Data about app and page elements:

———

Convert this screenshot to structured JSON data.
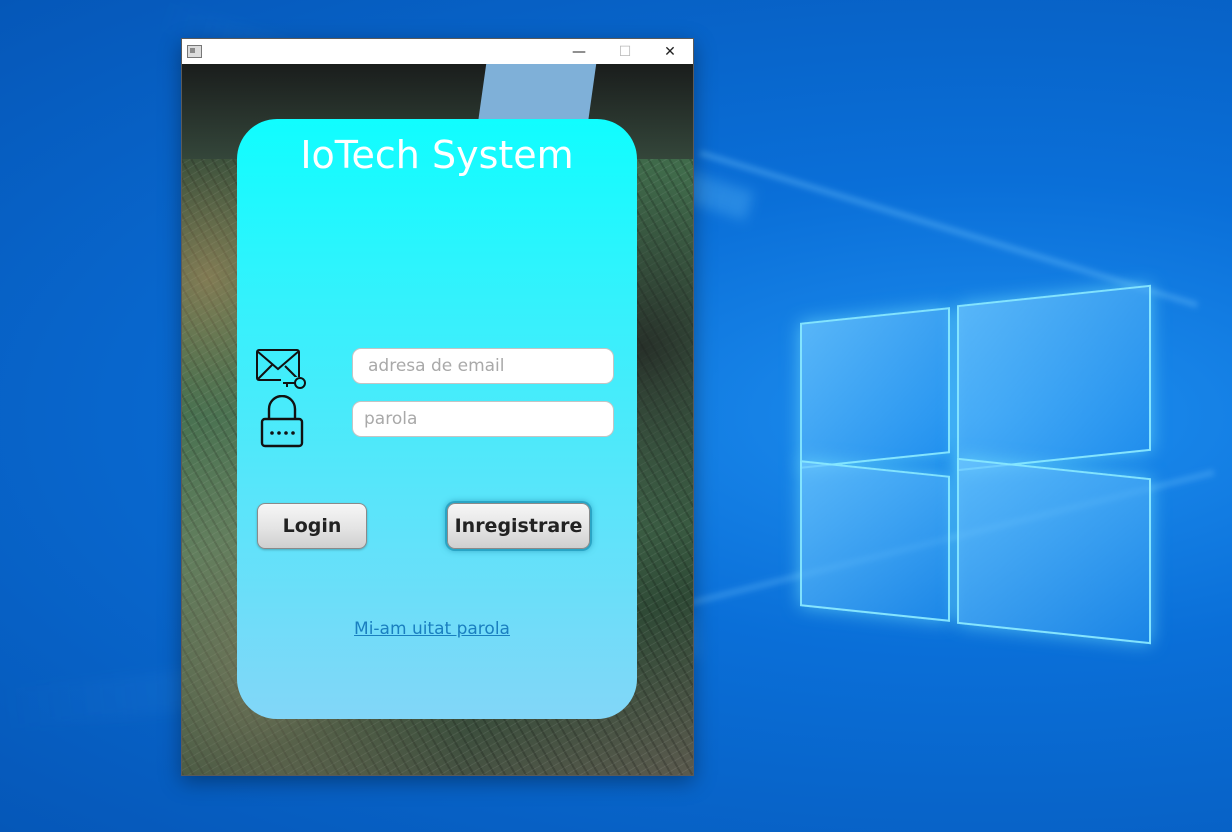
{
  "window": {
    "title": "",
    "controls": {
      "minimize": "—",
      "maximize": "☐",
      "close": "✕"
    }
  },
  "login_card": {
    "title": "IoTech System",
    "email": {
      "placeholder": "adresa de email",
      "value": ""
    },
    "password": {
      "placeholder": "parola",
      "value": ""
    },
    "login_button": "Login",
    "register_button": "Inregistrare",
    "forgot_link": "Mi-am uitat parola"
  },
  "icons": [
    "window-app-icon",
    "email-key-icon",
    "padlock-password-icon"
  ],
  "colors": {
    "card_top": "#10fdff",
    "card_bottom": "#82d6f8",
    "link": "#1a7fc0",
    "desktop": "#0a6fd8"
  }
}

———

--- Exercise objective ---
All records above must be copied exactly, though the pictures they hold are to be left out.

--- Exercise answer ---
Convert this screenshot to structured JSON data.
{
  "window": {
    "title": "",
    "controls": {
      "minimize": "—",
      "maximize": "☐",
      "close": "✕"
    }
  },
  "login_card": {
    "title": "IoTech System",
    "email": {
      "placeholder": "adresa de email",
      "value": ""
    },
    "password": {
      "placeholder": "parola",
      "value": ""
    },
    "login_button": "Login",
    "register_button": "Inregistrare",
    "forgot_link": "Mi-am uitat parola"
  },
  "icons": [
    "window-app-icon",
    "email-key-icon",
    "padlock-password-icon"
  ],
  "colors": {
    "card_top": "#10fdff",
    "card_bottom": "#82d6f8",
    "link": "#1a7fc0",
    "desktop": "#0a6fd8"
  }
}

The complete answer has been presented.